_Data shown_.
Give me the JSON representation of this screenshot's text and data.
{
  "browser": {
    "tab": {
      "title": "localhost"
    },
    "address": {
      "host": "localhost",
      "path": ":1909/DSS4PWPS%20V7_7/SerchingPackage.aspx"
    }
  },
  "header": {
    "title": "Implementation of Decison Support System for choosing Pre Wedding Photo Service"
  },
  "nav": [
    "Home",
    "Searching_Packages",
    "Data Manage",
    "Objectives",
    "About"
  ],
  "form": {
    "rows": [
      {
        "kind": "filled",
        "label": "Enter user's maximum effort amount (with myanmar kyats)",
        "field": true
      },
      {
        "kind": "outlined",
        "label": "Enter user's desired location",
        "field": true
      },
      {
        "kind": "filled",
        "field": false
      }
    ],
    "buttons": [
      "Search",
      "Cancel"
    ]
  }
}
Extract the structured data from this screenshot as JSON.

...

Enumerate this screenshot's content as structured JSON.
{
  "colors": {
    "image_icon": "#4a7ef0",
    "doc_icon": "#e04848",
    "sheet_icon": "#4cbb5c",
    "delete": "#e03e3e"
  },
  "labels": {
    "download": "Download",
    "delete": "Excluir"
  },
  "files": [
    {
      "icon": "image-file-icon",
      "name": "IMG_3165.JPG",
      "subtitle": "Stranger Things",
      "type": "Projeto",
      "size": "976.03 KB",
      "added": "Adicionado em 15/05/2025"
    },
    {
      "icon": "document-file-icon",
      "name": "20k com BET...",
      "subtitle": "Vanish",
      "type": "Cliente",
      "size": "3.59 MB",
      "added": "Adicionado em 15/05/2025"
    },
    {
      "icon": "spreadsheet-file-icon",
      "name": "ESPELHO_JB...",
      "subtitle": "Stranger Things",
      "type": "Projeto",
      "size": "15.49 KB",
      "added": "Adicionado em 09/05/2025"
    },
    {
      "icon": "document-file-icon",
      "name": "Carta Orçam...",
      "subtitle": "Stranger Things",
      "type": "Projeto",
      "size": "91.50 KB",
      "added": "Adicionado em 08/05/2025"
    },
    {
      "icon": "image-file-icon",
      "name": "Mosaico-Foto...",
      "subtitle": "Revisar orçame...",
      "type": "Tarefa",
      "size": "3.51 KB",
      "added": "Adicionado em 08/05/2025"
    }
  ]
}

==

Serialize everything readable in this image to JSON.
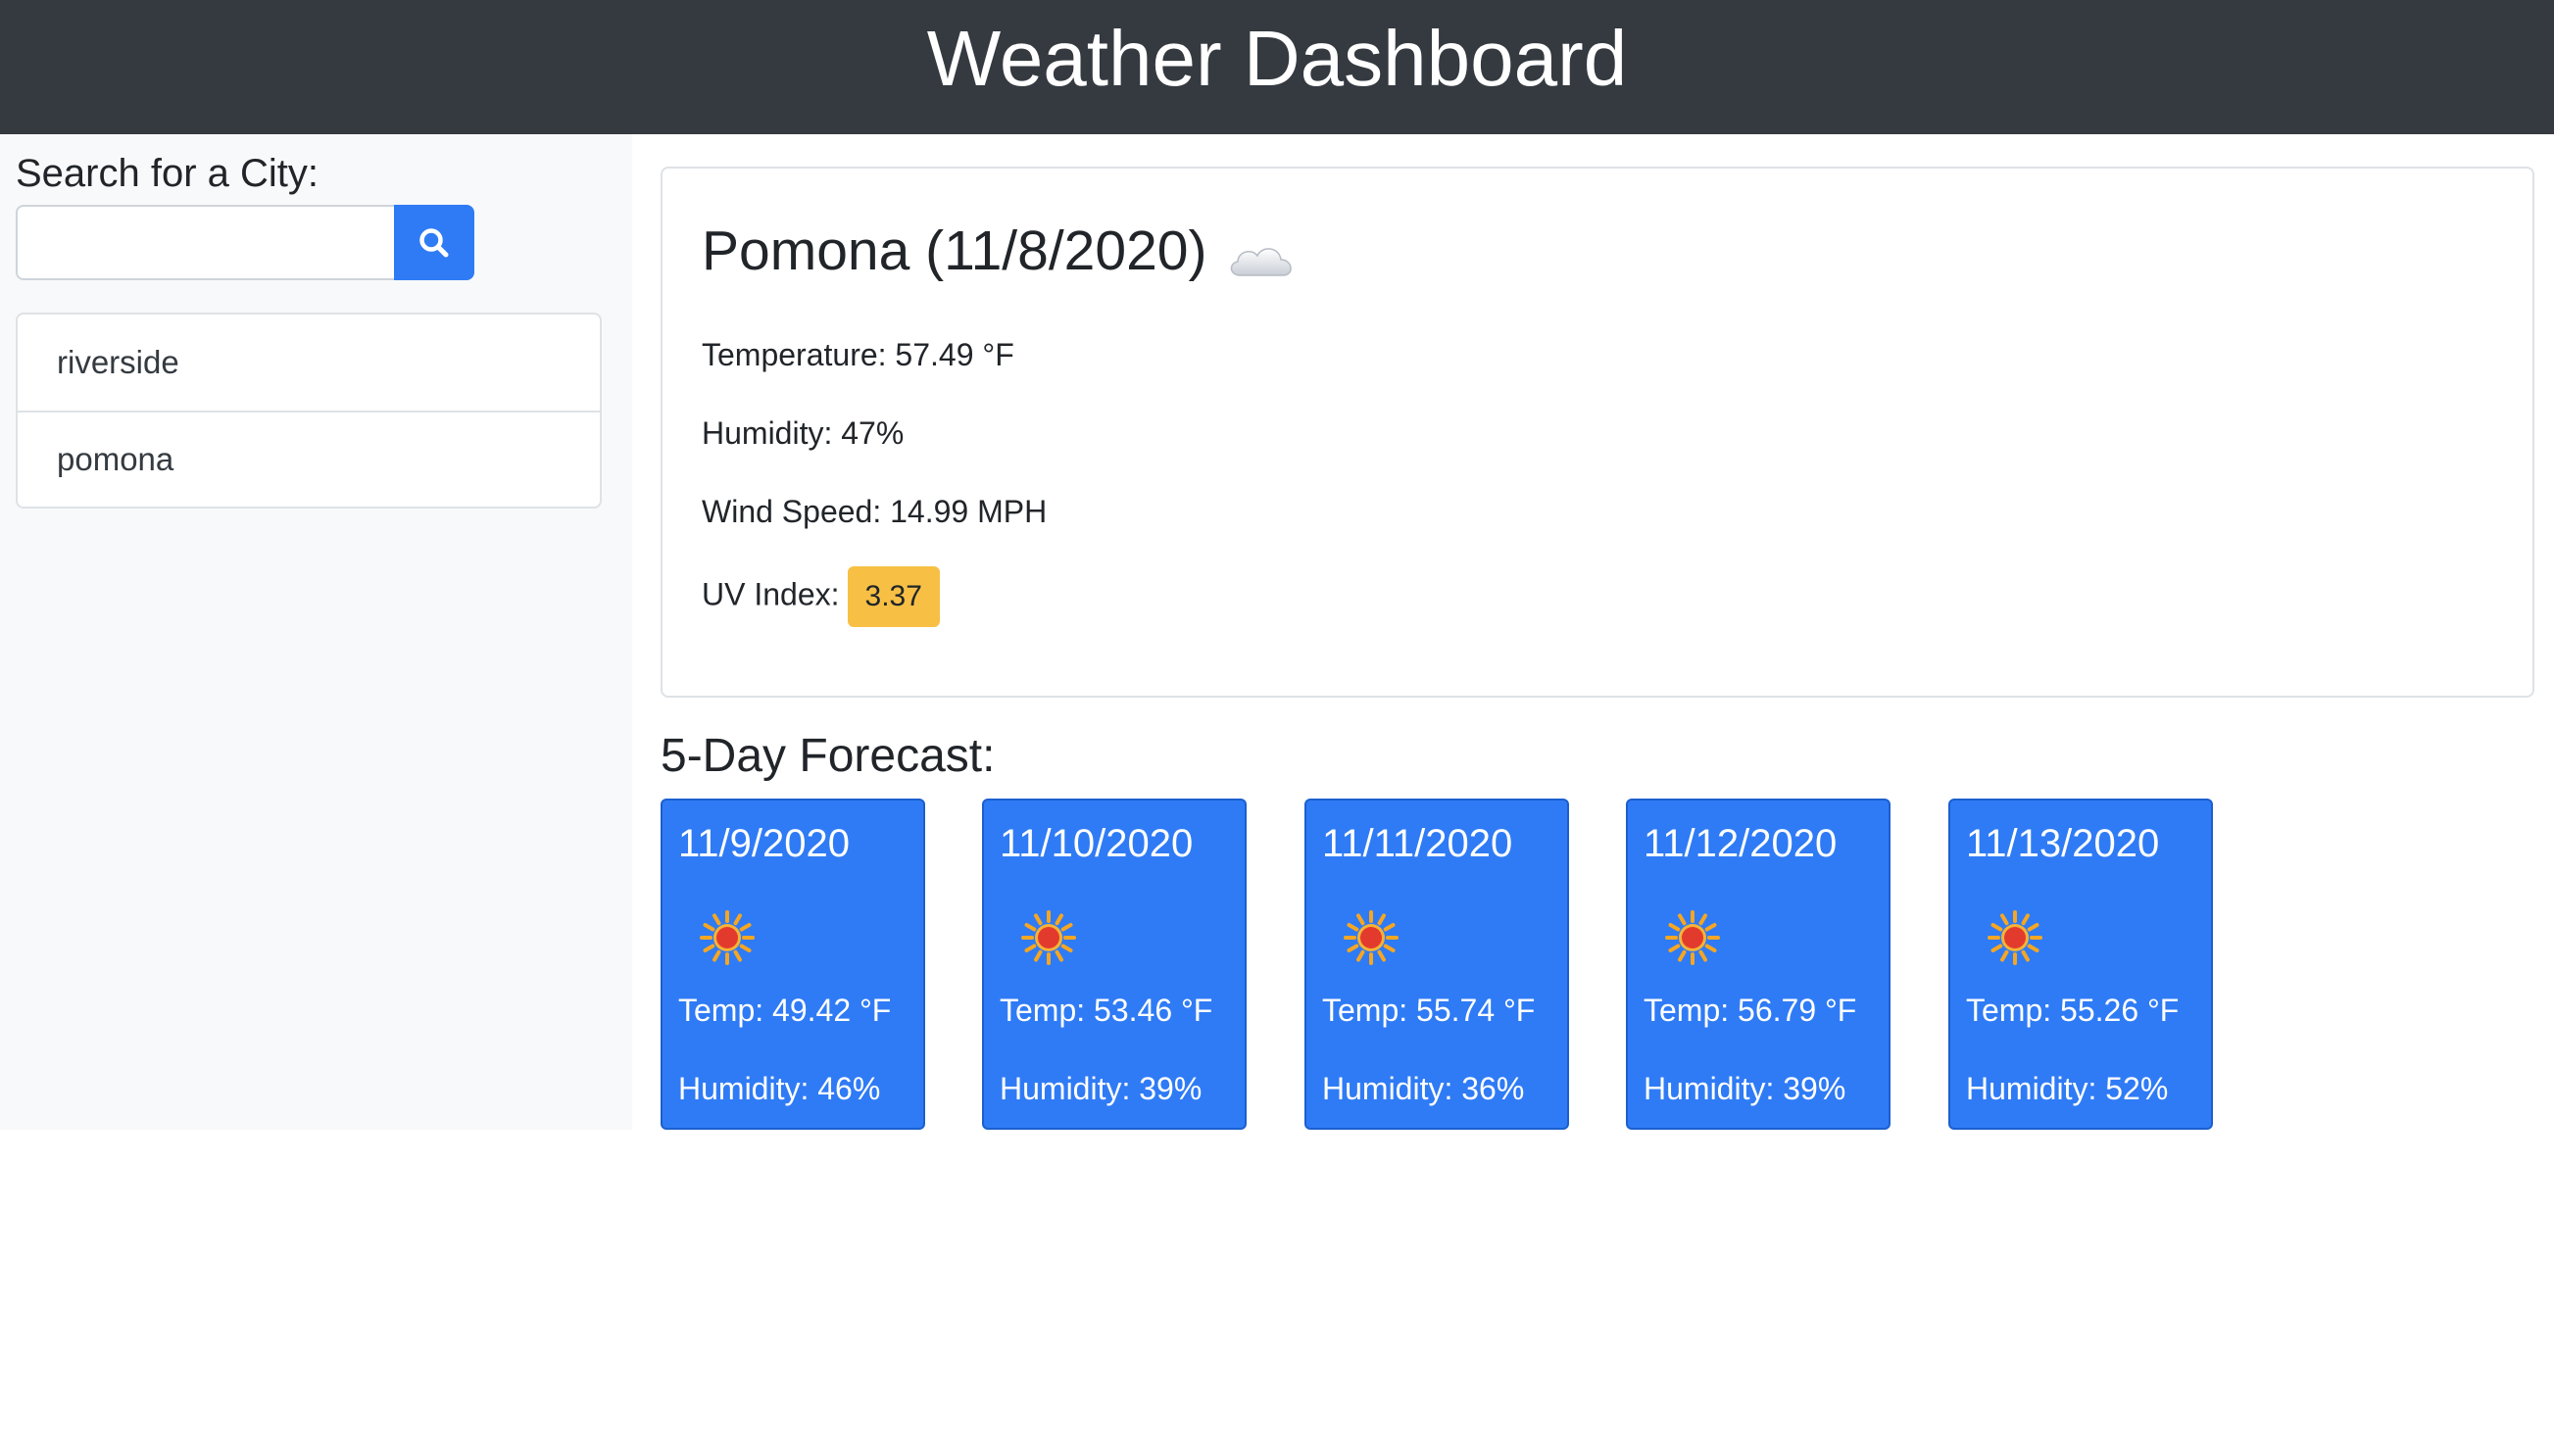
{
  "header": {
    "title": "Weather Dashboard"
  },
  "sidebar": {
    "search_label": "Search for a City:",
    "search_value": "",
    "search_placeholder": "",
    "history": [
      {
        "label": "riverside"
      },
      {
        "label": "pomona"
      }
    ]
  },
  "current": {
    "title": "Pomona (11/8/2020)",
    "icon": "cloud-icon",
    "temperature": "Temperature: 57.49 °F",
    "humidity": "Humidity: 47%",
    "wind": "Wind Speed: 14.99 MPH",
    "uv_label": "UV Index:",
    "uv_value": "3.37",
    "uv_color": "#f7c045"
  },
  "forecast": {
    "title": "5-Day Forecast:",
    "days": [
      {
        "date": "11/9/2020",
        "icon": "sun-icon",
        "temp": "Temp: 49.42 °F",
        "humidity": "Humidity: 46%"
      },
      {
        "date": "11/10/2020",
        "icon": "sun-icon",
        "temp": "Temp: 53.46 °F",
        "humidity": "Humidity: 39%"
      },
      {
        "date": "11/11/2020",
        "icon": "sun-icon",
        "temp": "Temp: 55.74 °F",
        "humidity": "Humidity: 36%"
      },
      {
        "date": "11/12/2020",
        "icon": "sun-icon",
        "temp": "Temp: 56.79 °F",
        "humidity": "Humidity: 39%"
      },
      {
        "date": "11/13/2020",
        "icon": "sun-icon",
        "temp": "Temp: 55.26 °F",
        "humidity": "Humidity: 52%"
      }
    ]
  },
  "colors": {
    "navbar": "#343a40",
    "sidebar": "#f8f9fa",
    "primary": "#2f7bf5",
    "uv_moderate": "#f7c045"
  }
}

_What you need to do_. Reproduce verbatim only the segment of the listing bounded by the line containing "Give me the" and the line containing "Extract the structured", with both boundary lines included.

_Reply_.
Give me the JSON representation of this screenshot's text and data.
{
  "browser": {
    "tab": {
      "title": "localhost"
    },
    "address": {
      "host": "localhost",
      "path": ":1909/DSS4PWPS%20V7_7/SerchingPackage.aspx"
    }
  },
  "header": {
    "title": "Implementation of Decison Support System for choosing Pre Wedding Photo Service"
  },
  "nav": [
    "Home",
    "Searching_Packages",
    "Data Manage",
    "Objectives",
    "About"
  ],
  "form": {
    "rows": [
      {
        "kind": "filled",
        "label": "Enter user's maximum effort amount (with myanmar kyats)",
        "field": true
      },
      {
        "kind": "outlined",
        "label": "Enter user's desired location",
        "field": true
      },
      {
        "kind": "filled",
        "field": false
      }
    ],
    "buttons": [
      "Search",
      "Cancel"
    ]
  }
}
Extract the structured data from this screenshot as JSON.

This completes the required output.